With an anticipated 150 million counterfeit mobile phones predicted to be shipped in 2013 -- accounting for 14 percent of the handset market in Asia Pacific -- it is crucial that Apple enhances its imprint in China, but the Chinese government may be holding back Apple's expansion in the country that has 1.3 billion inhabitants.
To date Apple has six stores in China, two in Beijing, three in Shanghai, and one in Hong Kong. This number is far below the 25 stores Apple's former retail head Ron Johnson predicted the company would have by this year.
According to a report, the pace of Apple's retail expansion in China may be hampered by red tape. Andrew Milroy, vice president of ICT Research for Asia-Pacific at Frost & Sullivan in Singapore told Reuters: "There are complications around opening stores in China that you don't get in Western countries."
While the pace of Apple's expansion plans in China are slowed by this red tape, a number of fake Apple stores have opened selling fake Apple products. (See also "Chinese Knockoffs: Fake iPhones and Strange Sights at a Shenzhen Market.")
ArcChart has analyzed the growing market for illegally produced grey mobile phones. According to their figures, by 2013 there will be 150 million shipments of counterfeit mobile phones. These will account for 14 per cent of the overall handset market in several Asia Pacific markets and a worldwide average of seven per cent.
However, ARCchart expects grey handset shipments to witness a decline from 2013 onwards (although they make the same prediction for all handsets).
Apple is said to be looking to open stores in the Chinese cities of Chengdu and Shenzhen.
According to Gartner, Samsung has 24.3 percent of China's 137 million-strong smartphone market, compared to Apple's 7.5 percent share.
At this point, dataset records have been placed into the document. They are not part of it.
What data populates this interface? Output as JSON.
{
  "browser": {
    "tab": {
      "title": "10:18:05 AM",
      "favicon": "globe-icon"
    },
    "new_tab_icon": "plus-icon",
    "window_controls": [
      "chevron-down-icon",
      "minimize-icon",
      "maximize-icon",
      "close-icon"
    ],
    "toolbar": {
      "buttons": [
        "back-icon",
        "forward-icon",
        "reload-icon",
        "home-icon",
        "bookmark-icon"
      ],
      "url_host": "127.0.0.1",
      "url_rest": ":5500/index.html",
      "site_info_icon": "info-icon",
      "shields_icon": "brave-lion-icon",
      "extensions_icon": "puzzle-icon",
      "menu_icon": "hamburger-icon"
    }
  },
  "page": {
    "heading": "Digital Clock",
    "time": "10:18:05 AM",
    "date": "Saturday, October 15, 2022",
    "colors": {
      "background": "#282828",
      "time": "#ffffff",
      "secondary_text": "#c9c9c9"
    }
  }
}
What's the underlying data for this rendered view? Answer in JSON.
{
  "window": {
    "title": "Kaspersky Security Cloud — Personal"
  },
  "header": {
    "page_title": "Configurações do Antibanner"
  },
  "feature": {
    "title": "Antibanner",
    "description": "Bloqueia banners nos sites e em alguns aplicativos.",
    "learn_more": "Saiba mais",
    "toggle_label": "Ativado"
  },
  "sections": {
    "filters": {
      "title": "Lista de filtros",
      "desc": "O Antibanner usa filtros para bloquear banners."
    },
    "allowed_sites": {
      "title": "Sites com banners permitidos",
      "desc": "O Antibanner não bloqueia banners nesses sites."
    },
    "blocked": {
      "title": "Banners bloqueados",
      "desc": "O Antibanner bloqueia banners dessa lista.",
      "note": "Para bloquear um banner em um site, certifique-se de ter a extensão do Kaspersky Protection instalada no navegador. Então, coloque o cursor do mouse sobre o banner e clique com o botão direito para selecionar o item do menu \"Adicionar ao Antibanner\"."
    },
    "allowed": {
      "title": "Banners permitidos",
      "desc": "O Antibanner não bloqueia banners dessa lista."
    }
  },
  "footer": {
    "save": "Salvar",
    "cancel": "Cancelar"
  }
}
This story, "Apple's China Challenge: Fighting Counterfeiters" was originally published by Macworld U.K..